How do they do it?  How do the disciples manage to get over their fear and shame and go out into the public square?  Well, they certainly do not do it alone.  The only way they are able to conquer their fear and shame and step boldly into the public square with their testimony is through the Holy Spirit.  Most of us do not really feel comfortable with the Holy Spirit.  We use words like the “Advocate” or the “Comforter” to describe the Holy Spirit.  We think of the Holy Spirit as the one who remains with us after Jesus is gone.  But in our text today, the Holy Spirit is not comforting.  In fact, the Holy Spirit is disturbing, disruptive, and life-changing.  As one scholar says, “The Holy Spirit is as much agitator as advocate, as much provocateur as comforter.”[iii]  In fact, the word in Greek for the Holy Spirit is Paraclete.  That word may be our best way to understand how this all words.  Paraclete is a compound Greek word that literally means, “to come alongside another.”  “In this sense, the Paraclete can be an advocate – to come along side to defend and counsel – or comforter – to come along side to provide comfort and encouragement.  But the one who comes along side might also do so to strengthen you for work, or to muster your courage, or to prompt or even provoke you to action.”[iv]

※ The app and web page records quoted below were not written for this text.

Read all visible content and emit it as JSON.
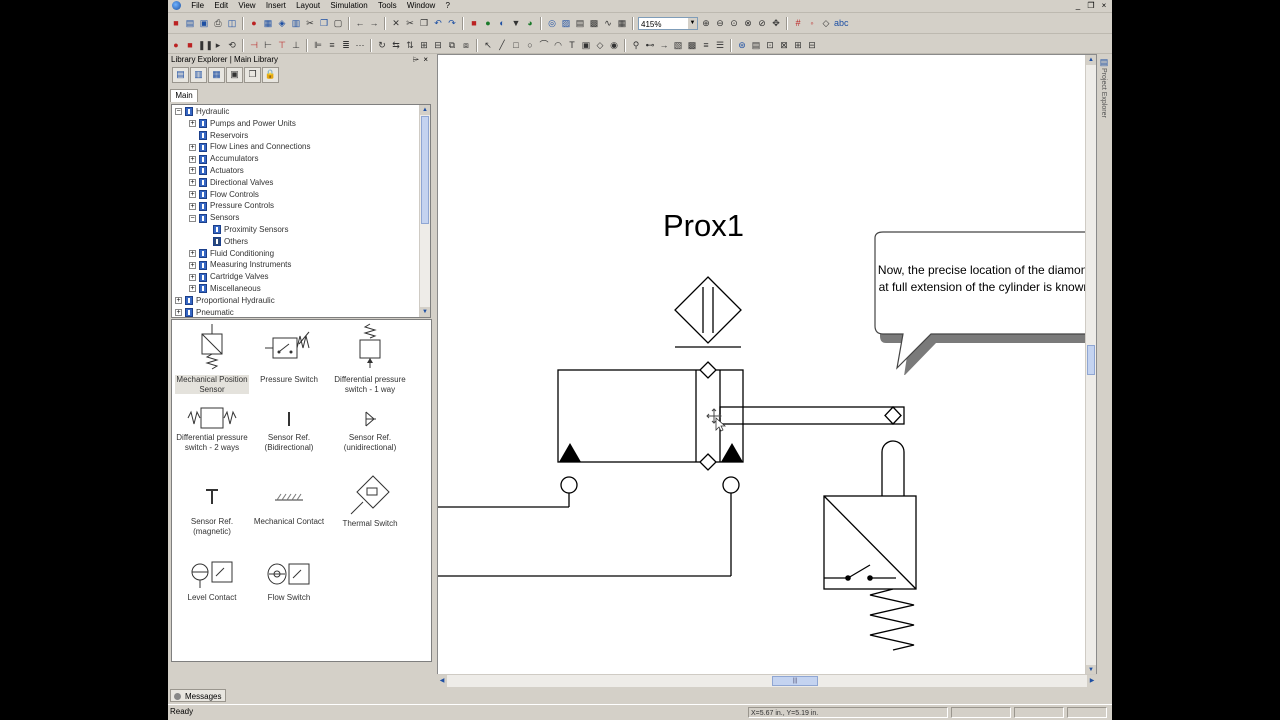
{
  "menu": [
    "File",
    "Edit",
    "View",
    "Insert",
    "Layout",
    "Simulation",
    "Tools",
    "Window",
    "?"
  ],
  "window_controls": [
    "_",
    "❐",
    "×"
  ],
  "toolbar": {
    "zoom_value": "415%"
  },
  "library": {
    "header": "Library Explorer | Main Library",
    "pin": "⌲",
    "close": "×",
    "tab": "Main",
    "tree": [
      {
        "label": "Hydraulic",
        "level": 0,
        "exp": "-"
      },
      {
        "label": "Pumps and Power Units",
        "level": 1,
        "exp": "+"
      },
      {
        "label": "Reservoirs",
        "level": 1,
        "exp": ""
      },
      {
        "label": "Flow Lines and Connections",
        "level": 1,
        "exp": "+"
      },
      {
        "label": "Accumulators",
        "level": 1,
        "exp": "+"
      },
      {
        "label": "Actuators",
        "level": 1,
        "exp": "+"
      },
      {
        "label": "Directional Valves",
        "level": 1,
        "exp": "+"
      },
      {
        "label": "Flow Controls",
        "level": 1,
        "exp": "+"
      },
      {
        "label": "Pressure Controls",
        "level": 1,
        "exp": "+"
      },
      {
        "label": "Sensors",
        "level": 1,
        "exp": "-"
      },
      {
        "label": "Proximity Sensors",
        "level": 2,
        "exp": ""
      },
      {
        "label": "Others",
        "level": 2,
        "exp": ""
      },
      {
        "label": "Fluid Conditioning",
        "level": 1,
        "exp": "+"
      },
      {
        "label": "Measuring Instruments",
        "level": 1,
        "exp": "+"
      },
      {
        "label": "Cartridge Valves",
        "level": 1,
        "exp": "+"
      },
      {
        "label": "Miscellaneous",
        "level": 1,
        "exp": "+"
      },
      {
        "label": "Proportional Hydraulic",
        "level": 0,
        "exp": "+"
      },
      {
        "label": "Pneumatic",
        "level": 0,
        "exp": "+"
      }
    ],
    "gallery": {
      "mech_pos": "Mechanical Position Sensor",
      "pressure_switch": "Pressure Switch",
      "diff_1way": "Differential pressure switch - 1 way",
      "diff_2way": "Differential pressure switch - 2 ways",
      "sensor_bi": "Sensor Ref. (Bidirectional)",
      "sensor_uni": "Sensor Ref. (unidirectional)",
      "sensor_mag": "Sensor Ref. (magnetic)",
      "mech_contact": "Mechanical Contact",
      "thermal": "Thermal Switch",
      "level": "Level Contact",
      "flow": "Flow Switch"
    }
  },
  "canvas": {
    "prox_label": "Prox1",
    "callout_text": "Now, the precise location of the diamond at full extension of the cylinder is known."
  },
  "project_explorer": "Project Explorer",
  "messages_tab": "Messages",
  "status": {
    "text": "Ready",
    "coords": "X=5.67 in., Y=5.19 in."
  }
}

Last weekend at the Vestry Retreat, our facilitator gave us a challenge at lunch.  She gave us all an assignment.  We had to go up to a stranger in Panera and ask them whether they knew of an Episcopal Church in Plainview.  You should have seen the furrowed brows and the shifting in our chairs most of us did.  You should have heard the bargaining many of us did, promising to do it another day.  We’re not alone in our discomfort.  Tomorrow, you all have been invited to walk with us in the POB Memorial Day Parade to promote St. Margaret’s in the community.  Many of us have valid excuses for not going – the walk is rather long and some of us are out of town for the holiday.  But many of us just do not feel comfortable being the face of the church – giving witness to total strangers.  And that is not the only challenge before us.  Just this week, we posted the baseball schedule for the Little League team we are sponsoring.  The idea is for us not just to have our name in print on a big sign in the outfield.  The idea is also that we meet people where they are – at a baseball field at the POB Community Park on a Saturday afternoon – and just say hi.  We listen to their stories and we share ours.  I know that most of us will not get up the nerve to go sit with a bunch of strangers.  In fact, when we decided to sponsor the team and invite parishioners to go to games, one parishioner told me explicitly, “Oh, St. Margaret’s parishioners won’t go to a game.  They just won’t.”

Today we sit inside, huddled together in a place of comfort and familiarity.  We even painted our doors red and we hope people will find their way to us so that they might enjoy the beauty of St. Margaret’s as we do.  But our church is inviting us again and again to get out of that nostalgic pew, to go out in public, and proclaim the good news.  How in the world will we do it?  Amen.

[i] William H. Willimon, “Taking It to the Streets,” Christian Century, vol. 108, no. 15, May 1, 1991, 483.

[ii] Rob Merola, “Radical Reliance,” Christian Century, vol. 123, no. 11, May 30, 2006, 22.

[iii] David Lose, “Pentecost B: Come Alongside, Holy Spirit!” May 18, 2015, as found on May 20, 2015 at http://www.davidlose.net/2015/05/pentecost-b-come-alongside-holy-spirit/.

[iv] Lose.